“There are a lot of families who only have one car,” Jordan said. “And I would say there are six guys on my street alone who ride their bikes to work.”

But the neighborhood itself is largely protected from traffic, as it’s surrounded by the Beltway and Northwest Branch Park.

“On two sides of the neighborhood, you have absolutely no cut-through,” says Jordan. “If you don’t live in Woodmoor, you have no reason to drive through the neighborhood, which is very unique in Silver Spring. That’s part of what makes the neighborhood feel so cohesive.”

Michele Riley, president of the Woodmoor Pinecrest Citizens Association, said the association has lobbied against proposed developments that would add more traffic, as was the case with a proposed KFC drive-through several years ago.

Residents with kids touted the neighborhood’s school cluster, which includes Pine Crest and Montgomery Knolls elementary schools; Eastern Middle School and Montgomery Blair High School. St. Bernadette Catholic School also lies within the neigborhood’s boundaries.

Residents also said they enjoy Woodmoor’s many traditions, including an annual Fourth of July parade, Oktoberfest and a holiday tree-lighting ceremony.

Miller said the festivities in December embody the spirit of the neighborhood. Residents compete against one another for the best-decorated house. The only prize is a sign on the front lawn, but bragging rights cause the winners “to leave those signs up until the middle of January,” said Miller. “If you win an award for lighting up your house, man, you’re not taking that down.”

At the tree-lighting ceremony, 500-plus residents gather at the traffic circle at Lexington and Woodmoor drives to watch the neighborhood’s 80-foot pine tree light up. The evening includes an appearance by Santa and his “elves” — a couple of dozen third-graders in the neighborhood.

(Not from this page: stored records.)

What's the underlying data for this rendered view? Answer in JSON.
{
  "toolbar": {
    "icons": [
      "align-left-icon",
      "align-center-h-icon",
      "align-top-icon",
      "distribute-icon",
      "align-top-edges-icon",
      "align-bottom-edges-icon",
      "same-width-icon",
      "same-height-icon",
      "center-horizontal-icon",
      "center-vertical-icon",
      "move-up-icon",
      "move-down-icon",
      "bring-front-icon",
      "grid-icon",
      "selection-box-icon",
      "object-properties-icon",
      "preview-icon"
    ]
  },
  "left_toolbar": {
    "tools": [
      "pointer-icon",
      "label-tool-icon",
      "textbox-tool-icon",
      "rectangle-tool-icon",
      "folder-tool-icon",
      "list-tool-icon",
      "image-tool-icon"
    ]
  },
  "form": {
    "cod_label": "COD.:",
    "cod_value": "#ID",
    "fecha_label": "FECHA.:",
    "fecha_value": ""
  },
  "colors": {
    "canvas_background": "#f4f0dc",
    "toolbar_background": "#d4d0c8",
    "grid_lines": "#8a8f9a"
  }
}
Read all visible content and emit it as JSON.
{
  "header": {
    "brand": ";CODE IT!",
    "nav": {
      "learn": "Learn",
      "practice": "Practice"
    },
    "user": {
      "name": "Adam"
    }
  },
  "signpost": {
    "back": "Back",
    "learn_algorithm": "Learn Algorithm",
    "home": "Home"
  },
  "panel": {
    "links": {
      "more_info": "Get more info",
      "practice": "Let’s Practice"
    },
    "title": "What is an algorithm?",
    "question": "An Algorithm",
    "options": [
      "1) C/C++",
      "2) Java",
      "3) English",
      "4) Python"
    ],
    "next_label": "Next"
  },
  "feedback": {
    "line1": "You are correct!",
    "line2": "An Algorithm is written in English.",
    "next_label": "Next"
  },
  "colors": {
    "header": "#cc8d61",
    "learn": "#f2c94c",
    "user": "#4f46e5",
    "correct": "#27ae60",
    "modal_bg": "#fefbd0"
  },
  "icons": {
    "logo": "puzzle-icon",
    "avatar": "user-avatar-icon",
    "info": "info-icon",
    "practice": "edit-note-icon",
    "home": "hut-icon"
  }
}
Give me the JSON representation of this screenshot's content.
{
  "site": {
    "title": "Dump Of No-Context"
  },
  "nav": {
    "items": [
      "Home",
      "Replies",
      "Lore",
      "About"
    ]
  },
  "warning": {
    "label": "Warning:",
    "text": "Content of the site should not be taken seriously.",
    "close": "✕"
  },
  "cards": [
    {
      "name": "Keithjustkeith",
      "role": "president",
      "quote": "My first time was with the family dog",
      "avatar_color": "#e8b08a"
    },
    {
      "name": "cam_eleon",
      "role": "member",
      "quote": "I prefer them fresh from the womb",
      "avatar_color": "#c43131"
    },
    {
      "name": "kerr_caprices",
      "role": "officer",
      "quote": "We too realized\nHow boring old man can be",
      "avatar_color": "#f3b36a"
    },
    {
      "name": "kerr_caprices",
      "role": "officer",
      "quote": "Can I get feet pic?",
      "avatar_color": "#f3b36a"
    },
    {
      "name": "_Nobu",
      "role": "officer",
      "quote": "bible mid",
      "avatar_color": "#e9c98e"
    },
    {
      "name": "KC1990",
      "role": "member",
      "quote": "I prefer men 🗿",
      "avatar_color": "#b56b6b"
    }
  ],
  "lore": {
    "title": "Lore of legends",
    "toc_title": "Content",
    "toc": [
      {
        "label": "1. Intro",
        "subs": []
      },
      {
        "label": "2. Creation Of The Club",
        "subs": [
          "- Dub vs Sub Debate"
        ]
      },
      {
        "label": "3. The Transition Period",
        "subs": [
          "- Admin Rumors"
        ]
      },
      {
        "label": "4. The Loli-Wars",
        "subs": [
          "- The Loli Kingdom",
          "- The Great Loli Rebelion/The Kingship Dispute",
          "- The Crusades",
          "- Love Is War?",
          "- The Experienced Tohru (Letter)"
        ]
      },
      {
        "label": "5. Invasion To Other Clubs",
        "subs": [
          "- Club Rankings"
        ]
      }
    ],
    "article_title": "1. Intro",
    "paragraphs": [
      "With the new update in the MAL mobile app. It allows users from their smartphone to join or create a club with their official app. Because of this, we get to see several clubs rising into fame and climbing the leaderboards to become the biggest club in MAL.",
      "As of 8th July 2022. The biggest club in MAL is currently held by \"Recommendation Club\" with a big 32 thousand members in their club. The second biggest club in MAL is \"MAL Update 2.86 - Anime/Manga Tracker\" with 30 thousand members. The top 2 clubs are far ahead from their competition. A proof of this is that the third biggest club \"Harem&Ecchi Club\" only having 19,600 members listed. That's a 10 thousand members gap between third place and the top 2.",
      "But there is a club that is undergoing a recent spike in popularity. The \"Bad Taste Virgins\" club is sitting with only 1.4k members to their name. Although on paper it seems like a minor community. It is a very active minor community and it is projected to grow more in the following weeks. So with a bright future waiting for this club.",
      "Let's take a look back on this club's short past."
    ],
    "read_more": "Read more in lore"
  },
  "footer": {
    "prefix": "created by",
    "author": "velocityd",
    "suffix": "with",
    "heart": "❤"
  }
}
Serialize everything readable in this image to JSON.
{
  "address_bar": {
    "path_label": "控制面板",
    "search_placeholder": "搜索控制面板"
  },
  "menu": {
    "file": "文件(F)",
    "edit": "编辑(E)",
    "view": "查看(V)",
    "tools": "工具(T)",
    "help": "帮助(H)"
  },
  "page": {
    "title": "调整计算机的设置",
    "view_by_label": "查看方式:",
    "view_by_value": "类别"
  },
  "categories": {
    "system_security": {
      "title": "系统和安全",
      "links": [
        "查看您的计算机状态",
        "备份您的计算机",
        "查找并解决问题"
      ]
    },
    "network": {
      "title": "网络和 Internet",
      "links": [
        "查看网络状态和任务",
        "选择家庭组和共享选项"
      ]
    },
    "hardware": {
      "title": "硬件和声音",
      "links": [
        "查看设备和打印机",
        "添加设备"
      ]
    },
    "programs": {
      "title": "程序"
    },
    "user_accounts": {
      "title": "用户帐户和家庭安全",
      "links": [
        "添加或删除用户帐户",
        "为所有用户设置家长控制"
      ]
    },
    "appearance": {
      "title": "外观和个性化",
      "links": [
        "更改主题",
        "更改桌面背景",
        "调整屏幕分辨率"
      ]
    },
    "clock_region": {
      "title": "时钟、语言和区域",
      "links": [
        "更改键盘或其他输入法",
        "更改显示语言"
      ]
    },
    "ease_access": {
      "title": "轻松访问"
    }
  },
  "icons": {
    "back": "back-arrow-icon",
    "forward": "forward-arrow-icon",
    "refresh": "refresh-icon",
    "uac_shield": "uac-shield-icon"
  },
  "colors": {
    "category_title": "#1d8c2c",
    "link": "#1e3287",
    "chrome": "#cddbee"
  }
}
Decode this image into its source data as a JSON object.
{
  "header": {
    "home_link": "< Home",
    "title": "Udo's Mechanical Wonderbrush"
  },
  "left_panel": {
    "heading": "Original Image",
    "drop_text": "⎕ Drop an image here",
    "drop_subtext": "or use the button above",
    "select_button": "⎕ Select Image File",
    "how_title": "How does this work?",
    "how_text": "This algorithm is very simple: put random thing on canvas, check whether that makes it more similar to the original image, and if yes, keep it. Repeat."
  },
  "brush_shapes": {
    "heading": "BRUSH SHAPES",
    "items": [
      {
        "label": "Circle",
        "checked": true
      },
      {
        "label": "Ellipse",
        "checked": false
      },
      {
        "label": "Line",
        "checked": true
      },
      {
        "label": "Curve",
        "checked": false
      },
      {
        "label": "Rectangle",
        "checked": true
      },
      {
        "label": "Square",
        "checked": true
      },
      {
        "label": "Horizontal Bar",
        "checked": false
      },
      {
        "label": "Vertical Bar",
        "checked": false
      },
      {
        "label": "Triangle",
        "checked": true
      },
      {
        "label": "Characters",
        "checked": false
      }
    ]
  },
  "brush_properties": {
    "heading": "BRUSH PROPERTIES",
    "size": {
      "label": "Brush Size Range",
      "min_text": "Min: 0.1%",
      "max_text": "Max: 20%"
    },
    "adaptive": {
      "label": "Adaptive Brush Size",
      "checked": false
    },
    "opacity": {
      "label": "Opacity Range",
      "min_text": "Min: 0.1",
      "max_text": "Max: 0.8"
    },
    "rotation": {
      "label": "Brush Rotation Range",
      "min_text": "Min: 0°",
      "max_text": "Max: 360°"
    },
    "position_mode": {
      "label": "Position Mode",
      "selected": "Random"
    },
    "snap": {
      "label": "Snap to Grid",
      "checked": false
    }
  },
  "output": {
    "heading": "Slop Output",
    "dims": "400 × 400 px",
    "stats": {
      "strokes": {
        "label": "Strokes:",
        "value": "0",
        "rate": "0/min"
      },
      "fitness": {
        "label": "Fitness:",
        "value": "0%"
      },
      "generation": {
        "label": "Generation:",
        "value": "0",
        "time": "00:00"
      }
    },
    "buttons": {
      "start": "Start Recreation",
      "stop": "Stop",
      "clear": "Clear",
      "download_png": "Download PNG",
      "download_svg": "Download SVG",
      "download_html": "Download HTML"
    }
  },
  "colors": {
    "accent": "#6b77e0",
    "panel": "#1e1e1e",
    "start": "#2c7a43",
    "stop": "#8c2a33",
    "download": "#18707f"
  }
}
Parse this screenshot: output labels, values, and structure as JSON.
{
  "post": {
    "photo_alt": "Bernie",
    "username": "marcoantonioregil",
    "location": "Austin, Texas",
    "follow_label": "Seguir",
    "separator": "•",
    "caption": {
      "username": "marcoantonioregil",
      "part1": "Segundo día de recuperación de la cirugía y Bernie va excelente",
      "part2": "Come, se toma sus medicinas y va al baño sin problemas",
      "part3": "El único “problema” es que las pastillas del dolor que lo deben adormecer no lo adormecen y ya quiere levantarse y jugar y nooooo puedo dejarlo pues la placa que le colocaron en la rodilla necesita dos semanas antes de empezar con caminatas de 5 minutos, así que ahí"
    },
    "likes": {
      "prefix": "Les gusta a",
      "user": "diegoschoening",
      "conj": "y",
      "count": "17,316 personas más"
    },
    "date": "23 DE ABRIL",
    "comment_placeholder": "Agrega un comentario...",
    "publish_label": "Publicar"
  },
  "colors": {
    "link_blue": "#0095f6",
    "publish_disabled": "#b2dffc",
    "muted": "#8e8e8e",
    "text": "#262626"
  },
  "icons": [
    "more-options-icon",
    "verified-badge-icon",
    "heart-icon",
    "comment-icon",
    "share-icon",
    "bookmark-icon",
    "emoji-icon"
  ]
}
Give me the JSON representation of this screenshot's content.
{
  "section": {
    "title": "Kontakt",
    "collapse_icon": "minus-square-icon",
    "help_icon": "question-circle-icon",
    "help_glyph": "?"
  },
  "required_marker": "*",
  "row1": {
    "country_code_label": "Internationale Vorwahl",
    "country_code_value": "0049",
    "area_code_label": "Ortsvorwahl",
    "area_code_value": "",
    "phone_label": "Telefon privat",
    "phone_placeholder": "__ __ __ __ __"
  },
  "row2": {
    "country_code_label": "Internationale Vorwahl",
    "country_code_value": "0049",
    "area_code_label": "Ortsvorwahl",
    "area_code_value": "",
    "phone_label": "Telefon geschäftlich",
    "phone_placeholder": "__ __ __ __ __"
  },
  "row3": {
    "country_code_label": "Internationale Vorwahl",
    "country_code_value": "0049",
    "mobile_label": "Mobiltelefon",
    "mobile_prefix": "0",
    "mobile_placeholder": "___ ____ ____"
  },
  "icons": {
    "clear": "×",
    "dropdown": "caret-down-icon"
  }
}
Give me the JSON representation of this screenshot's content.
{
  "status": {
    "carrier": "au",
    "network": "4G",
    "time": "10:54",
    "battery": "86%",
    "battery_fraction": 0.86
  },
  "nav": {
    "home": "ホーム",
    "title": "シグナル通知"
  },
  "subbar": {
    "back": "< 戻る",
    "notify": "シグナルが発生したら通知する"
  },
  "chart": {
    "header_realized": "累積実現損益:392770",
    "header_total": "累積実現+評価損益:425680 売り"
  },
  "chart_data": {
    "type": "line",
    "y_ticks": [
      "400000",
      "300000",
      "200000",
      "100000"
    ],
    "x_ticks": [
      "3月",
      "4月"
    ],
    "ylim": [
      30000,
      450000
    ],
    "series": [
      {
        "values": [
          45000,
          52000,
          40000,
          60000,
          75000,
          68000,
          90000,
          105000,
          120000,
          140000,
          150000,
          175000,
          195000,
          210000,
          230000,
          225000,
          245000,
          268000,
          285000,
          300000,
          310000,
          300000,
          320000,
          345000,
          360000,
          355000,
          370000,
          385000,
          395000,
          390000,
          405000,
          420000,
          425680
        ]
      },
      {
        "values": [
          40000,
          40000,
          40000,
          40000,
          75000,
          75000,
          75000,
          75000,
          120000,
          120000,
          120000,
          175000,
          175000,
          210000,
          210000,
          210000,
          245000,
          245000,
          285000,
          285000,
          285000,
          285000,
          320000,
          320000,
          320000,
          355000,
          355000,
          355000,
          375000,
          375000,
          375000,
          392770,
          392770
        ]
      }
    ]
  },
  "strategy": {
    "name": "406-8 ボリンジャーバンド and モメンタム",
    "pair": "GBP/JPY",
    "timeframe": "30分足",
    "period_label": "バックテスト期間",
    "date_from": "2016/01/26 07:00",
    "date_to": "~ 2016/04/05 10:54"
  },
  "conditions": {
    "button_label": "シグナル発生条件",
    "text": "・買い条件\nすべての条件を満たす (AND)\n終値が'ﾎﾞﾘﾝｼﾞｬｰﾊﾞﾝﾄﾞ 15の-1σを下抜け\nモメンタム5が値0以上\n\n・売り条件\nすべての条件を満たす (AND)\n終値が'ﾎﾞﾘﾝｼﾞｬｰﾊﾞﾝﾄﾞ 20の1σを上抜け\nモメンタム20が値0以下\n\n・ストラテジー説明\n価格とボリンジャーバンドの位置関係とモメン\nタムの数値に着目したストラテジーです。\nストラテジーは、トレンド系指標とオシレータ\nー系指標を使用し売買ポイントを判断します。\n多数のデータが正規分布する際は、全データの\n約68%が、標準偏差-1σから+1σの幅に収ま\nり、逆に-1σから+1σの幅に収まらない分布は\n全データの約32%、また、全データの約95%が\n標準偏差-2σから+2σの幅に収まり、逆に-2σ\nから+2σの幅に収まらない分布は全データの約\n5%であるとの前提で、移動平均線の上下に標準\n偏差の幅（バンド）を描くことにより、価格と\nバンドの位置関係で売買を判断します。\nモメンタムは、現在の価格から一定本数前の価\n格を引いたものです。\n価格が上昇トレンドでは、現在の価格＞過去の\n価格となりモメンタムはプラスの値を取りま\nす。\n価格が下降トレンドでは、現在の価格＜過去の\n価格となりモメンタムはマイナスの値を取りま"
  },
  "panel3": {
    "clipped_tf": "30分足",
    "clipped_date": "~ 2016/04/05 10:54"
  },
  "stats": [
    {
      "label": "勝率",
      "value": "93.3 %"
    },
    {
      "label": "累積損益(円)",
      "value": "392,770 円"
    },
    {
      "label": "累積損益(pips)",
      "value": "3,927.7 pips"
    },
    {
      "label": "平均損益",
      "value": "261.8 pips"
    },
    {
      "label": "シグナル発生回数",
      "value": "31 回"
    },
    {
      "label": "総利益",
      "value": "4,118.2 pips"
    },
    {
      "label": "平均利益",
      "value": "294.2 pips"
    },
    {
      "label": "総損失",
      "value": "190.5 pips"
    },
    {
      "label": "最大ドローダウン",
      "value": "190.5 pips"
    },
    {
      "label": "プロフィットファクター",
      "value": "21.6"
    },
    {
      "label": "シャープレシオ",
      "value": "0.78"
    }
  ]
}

“Kids eagerly anticipate being third-graders so they can participate in the ‘elf program,’ ” said Jordan, whose older daughter, Maddie, was an elf this year.

Residents also gather at more informal events. Miller said the neighborhood has a large and active home-brewing network.

“It’s just a cool, interesting group of people who live here,” Miller said. “There’s a neat range of backgrounds and professions. The thing people seem to have in common is that they put a higher value on interpersonal relationships than on making big bucks. There are a lot of people who had the opportunity to live places like Bethesda but who made the conscious choice to live here instead.”

Amy Reinink is a freelance writer.